More than your name in lights
Dance, drama and musical theatre
“The only failure is not to try,” says George Clooney. “Don’t be afraid to fail,” says Jon Hamm. “Your regrets aren’t what you did, but what you didn’t do,” says Cameron Diaz. Even Hollywood stars have to take the rough with the smooth.
And we’re not going to lie to you. Only a tiny number of performers become box office royalty, whether that’s in dance, drama or musical theatre.
But that’s not what we’re about, anyway. We’re about giving you the technical tools, creative confidence and open-minded attitude to try. To get the experience you need to make the right creative and career decisions for you.
So we’re about helping you see the whole picture – from the grassroots of performance through to the elite level, from backstage to centre stage, from the West End to the heart of every community. The Arts matter, at all levels.
And it’s a team effort. Wherever your interests lie – in theatre, choreography, media, teaching, community work, professional companies, theatre administration, community arts, or further study – we can help you get there. Some of our graduates have even stepped out on their own to establish independent companies and businesses in fringe and community arts.
Our academics are accomplished performers, with industry links both regionally and nationally. They will prepare you for your chosen career.
They will support you in voluntary placements during your course, but experience is built into our degrees, because being a part of a public performance is a mandatory part of every year of your course. It’s at the centre of everything we’re trying to achieve. Each year, you’ll be part of the show – whether that’s on-stage or behind the scenes.
Which means that at the end of your course, whatever you choose to do, you will be ready to try.
The professional actor
It was Daniel Hippolyte Carmichael’s mum who spotted the Edge Hill drama course.
He hadn’t even considered university. The new resident actor for CBBC’s Dengineers thought, “why not? I might be good at it.”
He was, but it took him a while:
“I thought it was all a bit weird, but in time I realised how amazing it was, finding the meaning of these somewhat bizarre classes which freed me. I was good at performing, liked learning new acting styles, understanding what performing really is.”
It hasn’t always been a barrel of laughs. After graduating, launching Comic turns entertaining university basketball team-mates revealed a natural raconteur. An open mic stand-up slot gave him the confidence to put himself in the spotlight.

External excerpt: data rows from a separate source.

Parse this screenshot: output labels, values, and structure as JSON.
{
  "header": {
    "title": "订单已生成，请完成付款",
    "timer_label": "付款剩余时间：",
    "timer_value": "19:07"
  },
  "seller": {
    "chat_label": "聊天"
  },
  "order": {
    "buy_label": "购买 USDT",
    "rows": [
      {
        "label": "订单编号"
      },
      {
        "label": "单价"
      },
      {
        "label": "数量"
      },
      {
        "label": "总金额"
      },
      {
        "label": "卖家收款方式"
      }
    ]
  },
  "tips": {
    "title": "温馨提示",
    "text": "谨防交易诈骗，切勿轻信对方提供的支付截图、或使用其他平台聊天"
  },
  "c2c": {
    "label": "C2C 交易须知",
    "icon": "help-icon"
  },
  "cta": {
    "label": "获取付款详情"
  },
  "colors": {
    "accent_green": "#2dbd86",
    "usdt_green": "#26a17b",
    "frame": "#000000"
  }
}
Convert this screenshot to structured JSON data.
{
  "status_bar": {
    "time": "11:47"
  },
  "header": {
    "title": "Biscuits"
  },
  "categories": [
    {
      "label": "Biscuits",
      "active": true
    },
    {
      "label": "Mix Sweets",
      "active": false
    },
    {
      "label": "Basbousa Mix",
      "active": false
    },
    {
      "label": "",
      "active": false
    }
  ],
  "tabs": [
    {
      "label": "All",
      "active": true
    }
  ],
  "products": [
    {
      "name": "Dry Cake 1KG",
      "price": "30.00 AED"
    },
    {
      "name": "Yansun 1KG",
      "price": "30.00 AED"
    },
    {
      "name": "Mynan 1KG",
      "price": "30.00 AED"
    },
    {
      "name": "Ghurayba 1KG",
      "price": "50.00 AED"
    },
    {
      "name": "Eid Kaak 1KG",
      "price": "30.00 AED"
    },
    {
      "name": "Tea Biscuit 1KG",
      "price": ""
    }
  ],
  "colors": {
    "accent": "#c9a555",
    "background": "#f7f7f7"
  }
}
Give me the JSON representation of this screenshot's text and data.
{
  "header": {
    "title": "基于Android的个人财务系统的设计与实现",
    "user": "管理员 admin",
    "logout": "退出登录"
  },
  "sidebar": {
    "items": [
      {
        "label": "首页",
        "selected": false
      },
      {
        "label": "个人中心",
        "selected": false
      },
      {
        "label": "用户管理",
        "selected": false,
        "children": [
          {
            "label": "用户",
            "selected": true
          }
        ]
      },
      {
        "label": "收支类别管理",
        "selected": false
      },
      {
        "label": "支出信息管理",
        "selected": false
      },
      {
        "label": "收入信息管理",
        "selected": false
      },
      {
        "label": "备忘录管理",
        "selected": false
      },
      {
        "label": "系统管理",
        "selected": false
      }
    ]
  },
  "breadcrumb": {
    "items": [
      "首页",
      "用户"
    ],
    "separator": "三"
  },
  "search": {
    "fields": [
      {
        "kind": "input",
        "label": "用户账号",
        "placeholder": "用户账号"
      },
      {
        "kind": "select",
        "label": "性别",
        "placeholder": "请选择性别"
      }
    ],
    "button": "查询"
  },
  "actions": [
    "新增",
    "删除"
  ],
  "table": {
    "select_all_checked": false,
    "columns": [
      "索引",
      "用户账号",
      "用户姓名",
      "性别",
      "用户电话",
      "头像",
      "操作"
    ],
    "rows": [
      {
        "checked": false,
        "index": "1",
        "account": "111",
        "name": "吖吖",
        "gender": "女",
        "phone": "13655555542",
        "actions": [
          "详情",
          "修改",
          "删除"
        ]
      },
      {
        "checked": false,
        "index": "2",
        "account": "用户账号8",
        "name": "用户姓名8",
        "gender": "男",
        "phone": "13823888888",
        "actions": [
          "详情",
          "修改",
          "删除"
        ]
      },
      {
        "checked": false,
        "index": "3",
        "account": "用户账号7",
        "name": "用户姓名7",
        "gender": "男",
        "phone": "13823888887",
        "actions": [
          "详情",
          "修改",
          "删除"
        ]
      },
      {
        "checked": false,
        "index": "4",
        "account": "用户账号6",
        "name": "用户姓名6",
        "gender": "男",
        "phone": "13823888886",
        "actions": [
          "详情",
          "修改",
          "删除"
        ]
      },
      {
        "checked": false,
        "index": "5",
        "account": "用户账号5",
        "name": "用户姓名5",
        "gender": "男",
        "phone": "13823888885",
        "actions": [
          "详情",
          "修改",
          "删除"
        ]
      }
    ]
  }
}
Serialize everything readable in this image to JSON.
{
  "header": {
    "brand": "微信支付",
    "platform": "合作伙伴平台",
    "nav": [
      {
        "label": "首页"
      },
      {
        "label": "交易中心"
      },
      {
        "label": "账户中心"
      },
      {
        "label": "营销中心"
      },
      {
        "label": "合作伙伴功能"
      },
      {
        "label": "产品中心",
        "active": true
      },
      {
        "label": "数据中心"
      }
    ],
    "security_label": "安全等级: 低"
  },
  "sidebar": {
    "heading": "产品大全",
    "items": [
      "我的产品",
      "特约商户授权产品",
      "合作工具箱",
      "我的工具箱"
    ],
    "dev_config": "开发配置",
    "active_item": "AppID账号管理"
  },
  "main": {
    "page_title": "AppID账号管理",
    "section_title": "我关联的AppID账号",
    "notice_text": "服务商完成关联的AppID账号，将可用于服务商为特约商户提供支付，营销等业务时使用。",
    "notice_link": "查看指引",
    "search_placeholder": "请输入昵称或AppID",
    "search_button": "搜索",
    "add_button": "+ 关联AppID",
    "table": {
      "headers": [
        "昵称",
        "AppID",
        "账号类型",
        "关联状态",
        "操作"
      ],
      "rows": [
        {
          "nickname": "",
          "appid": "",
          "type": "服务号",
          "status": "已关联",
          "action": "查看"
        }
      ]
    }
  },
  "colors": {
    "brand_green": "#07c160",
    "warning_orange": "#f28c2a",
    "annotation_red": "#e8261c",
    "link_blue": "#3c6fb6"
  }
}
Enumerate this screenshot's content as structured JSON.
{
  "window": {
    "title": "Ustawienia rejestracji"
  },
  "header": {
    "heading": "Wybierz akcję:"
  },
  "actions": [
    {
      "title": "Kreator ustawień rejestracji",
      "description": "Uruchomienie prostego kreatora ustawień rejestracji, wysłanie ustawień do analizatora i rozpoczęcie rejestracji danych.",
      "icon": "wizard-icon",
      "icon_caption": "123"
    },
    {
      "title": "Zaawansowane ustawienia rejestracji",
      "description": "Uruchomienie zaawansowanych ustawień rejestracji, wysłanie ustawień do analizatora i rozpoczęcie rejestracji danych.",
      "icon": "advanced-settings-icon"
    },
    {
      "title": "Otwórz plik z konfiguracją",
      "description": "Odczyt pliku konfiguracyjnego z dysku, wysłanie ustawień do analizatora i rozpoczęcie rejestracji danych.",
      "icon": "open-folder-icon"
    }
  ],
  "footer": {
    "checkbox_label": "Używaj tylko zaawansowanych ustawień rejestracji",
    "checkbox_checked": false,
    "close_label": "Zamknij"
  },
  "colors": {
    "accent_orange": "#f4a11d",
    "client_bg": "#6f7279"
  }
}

Ultimately, university gave Daniel the confidence to harness his natural talent. “Don’t wait until you finish your degree to start scripting your own comedy and drama shorts,” he advises. “Creating showreels and contacting the media courses for collaborations. Build those relationships. Being able to highlight your strengths will give you a head start.”
The community artist
Isobel Davis (BA (Hons) Dance) teaches at the dance school where she started out as a 12 year old. It certainly wasn’t her plan. All she knew at that point was how much she loved dance. It’s still true today:
“I love to move, I love the way I feel when I move, I love the way I feel after I move or when I’m watching other people move.”
Isobel works at Déda in Derby, as a dance development and learning co-ordinator. Until she began her degree she thought performing was her only option:
“I looked at dance in education and how it can inspire creativity in children. My course showed me that creativity can come from anywhere and you can make a performance out of anything.”
Her first job involved running workshops in more than 100 primary schools, shouldering a lot of responsibility. Now she’s back making a difference where it all began:“Every day is different at Déda. I’m involved in several community projects, such as a dance project for care leavers based on a zombie apocalypse, and Dance with Dementia, which allows people with dementia to participate in dance workshops in care homes. “Edge Hill gave me the confidence to try different things. It nourished my creativity and made me feel like my ideas could go somewhere.”
The artistic director
“If not now, when? If not you, who?” wrote Sarah Sharp (BA (Hons) Drama) in her final year dissertation.
Teaching can wait, she thought:
“I knew I needed to push for a career in theatre. No matter what, I’d always know that I hadn’t given up on a dream before I’d even started.”
She launched Succour Punch Theatre from Liverpool in 2017, with a manifesto that focuses on social change, and now with three successful shows under her belt. Another was in production, and then the pandemic happened. But the show must go on, and they’ve filmed it instead, for an appreciative digital audience. Nothing worthwhile is ever easy, but being part of a booming and supportive theatre scene certainly helps.
And she continues to hold close the techniques she learnt at Edge Hill:
“The main part of a director’s job is to give an actor the tools to discover a character for themselves.”
May 11, 2022